0 members, 1 guests, 0 anonymous users
Bonds and Disney fans with babies to buy for will be celebrating this news. Bonds and Disney have just released collaboration Wondersuits.
When Naomi Holly, a mother of three, noticed her eight-month-old daughter Nora, was having difficulty crawling and standing up as normal, she knew there was something wrong.
There's nothing more frustrating, or distressing to a parent than a sick child who can't - or won't got to sleep.
Perth mother Laurie Rushton Dyble was sitting on a recliner chair in her home holding her six-month-old son when her husband suddenly told her to get up and leave the room.
While no one wants their partner to miss their baby’s birth, it can happen. Here’s what to do if you find yourself in that situation.
The #motherhoodchallenge sounds harmless, doesn't it? Some women disagree.
Last year, it was "The Dress". This year, it is a family photo that is breaking the internet.
So who's with me? You know meditating is one of the best things you can possibly do for yourself.
An Italian woman could face up to six years in jail after her husband accused her of not doing enough cooking and cleaning at home.
While most expectant mums know to stop drinking when they’re pregnant, experts now warn women should stop drinking earlier than that. Is this necessary?
If there's less than a slim chance you'll find time to get out for a jog or to hit the gym today, take heart in knowing that household chores contribute to the calorie equation.
Why don't we talk about the fact that when everything goes right, we may still feel completely lost, and certain that we have failed?
A shocked father has shared his family's experience in a bid to warn other parents about the dangers of hair becoming entangled around a baby's toe.
Since the 1980s, the Italian town of Ostana had not seen the birth of a single baby.
It's something that can be taught as early as possible and reinforced as they get older and more mobile - even from toddlerhood.
Meet the brand new understated chic model from Bugaboo.
It's been two and a half years since Heather Clark's seven-month-old son Lukas passed away.
One minute your productivity is skyrocketing and the next you're sitting there trying to focus – just like that you draw blank, your brain, mush.
Guess what?
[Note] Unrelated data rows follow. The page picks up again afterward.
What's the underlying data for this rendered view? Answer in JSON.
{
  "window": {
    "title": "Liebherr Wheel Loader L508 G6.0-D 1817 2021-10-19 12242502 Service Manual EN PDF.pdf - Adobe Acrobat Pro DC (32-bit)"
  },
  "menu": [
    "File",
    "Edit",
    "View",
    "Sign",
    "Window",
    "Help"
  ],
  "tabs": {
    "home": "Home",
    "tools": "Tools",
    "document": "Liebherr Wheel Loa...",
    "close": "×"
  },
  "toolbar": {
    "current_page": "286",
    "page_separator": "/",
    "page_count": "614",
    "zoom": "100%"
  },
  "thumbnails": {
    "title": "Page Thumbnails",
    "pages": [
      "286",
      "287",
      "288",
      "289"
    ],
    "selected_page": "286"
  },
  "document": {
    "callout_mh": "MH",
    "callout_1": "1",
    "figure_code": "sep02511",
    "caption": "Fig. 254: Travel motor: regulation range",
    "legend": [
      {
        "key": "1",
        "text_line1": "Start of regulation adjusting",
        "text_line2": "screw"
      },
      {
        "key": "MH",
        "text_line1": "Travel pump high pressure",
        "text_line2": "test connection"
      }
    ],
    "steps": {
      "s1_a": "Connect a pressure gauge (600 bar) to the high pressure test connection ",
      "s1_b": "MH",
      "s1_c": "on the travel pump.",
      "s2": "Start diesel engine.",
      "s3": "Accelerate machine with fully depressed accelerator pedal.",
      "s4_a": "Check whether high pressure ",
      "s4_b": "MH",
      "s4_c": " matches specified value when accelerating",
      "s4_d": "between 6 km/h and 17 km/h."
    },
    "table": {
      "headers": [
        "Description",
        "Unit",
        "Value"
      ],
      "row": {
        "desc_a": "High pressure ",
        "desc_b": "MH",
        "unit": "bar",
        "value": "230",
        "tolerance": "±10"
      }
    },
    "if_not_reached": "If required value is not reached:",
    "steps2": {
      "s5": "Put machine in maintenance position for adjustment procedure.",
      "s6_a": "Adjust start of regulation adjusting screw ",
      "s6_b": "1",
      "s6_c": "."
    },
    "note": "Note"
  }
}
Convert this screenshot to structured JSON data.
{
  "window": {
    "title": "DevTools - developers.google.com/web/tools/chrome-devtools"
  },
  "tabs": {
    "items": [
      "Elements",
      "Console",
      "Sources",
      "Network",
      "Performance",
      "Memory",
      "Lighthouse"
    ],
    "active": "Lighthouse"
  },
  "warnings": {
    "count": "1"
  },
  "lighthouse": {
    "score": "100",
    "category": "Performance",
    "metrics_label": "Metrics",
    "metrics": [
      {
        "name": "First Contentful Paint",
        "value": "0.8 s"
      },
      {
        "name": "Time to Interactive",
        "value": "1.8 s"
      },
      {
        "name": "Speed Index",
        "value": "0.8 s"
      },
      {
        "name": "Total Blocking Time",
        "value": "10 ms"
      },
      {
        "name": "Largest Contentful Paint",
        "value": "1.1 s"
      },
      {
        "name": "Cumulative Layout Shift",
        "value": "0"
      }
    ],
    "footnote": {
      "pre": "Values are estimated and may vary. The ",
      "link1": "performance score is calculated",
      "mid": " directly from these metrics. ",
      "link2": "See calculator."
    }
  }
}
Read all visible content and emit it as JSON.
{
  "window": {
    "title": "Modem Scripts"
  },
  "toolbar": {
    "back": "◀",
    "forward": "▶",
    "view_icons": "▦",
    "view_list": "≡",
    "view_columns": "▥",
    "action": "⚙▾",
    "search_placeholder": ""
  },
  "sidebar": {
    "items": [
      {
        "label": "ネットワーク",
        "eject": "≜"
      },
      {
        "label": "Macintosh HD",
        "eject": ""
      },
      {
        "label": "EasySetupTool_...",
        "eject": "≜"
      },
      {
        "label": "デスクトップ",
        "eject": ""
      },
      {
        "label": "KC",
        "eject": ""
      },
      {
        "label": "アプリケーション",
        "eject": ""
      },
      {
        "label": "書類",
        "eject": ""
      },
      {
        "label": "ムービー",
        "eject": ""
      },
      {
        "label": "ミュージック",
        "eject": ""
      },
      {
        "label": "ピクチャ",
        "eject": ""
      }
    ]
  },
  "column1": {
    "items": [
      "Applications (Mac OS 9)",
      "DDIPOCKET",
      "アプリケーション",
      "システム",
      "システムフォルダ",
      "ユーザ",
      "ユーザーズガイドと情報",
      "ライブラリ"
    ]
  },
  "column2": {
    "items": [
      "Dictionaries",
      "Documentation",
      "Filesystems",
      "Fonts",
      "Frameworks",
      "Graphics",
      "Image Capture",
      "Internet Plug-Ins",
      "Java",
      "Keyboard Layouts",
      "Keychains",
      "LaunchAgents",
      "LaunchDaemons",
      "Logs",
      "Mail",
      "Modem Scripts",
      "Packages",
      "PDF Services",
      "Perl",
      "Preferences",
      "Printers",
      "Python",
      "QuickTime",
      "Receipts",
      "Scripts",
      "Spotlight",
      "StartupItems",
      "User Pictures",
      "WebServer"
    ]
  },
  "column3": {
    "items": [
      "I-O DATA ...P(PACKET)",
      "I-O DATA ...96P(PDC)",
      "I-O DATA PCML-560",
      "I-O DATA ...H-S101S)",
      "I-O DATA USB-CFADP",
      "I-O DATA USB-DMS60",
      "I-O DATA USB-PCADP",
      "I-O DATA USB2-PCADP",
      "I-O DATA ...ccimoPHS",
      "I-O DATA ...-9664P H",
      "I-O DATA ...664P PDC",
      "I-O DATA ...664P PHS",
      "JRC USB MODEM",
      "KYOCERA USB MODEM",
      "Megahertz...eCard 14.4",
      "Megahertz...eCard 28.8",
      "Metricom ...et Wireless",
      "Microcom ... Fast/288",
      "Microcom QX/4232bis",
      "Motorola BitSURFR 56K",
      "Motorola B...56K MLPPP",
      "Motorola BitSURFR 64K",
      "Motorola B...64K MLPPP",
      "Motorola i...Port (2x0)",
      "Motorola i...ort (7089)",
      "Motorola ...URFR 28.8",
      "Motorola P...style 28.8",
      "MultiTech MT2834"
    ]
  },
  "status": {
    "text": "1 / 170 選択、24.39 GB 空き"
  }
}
Despite not pushing him out, I cried, and my heart skipped, and I felt the rush of love and pride when I saw him for the first time.
Labor frontbencher Penny Wong is used to to hearing arguments against same-sex marriage. But for Australia's most prominent gay politician, one hurts more than others.
Some things in life are inherently served with a big scoop of fun: balloons, bubbles, cupcakes to name but a few, but exercise?
She wanted a fresh colour for 2016, but instead she got chemical burns.
A Perth family has thanked US surfing "legend" Kelly Slater after the star saved a mother and a young toddler from "a freak wave" in Hawaii.
Tech giant instigates massive international recall of power point adapters due to risk of electric shock.
It's impossible not to share this little boy's excitement about the alphabet.
Like all tired parents, Monique and Kyle Ruppel were looking forward to the day their 15-month-old daughter Celia would start sleeping through the night.
An Australian mum who has shared the ups and downs of carrying quintuplets has welcomed her five babies into the world.
It was all too much excitement for this dad.
The way parents respond to their child's babbling can shape how their infants communicate.
The World Health Organization announced that it will convene an emergency meeting about Zika.
Baby Ebony was repeatedly failed by the agencies tasked with her protection before her horrific death at the hands of her father, South Australia's deputy coroner says.
Thirty-eight weeks or 39? Non-medical factors are pushing women to have elective caesareans earlier than official guidelines - and hospitals are playing along.
Two police officers delivered more than a traffic fine by the side of a busy Melbourne road yesterday.
One Direction's Louis Tomlinson has posted the first picture of his baby boy, Freddie, on social media.
Get your ticket to The Essential Baby & Toddler Show - register online now!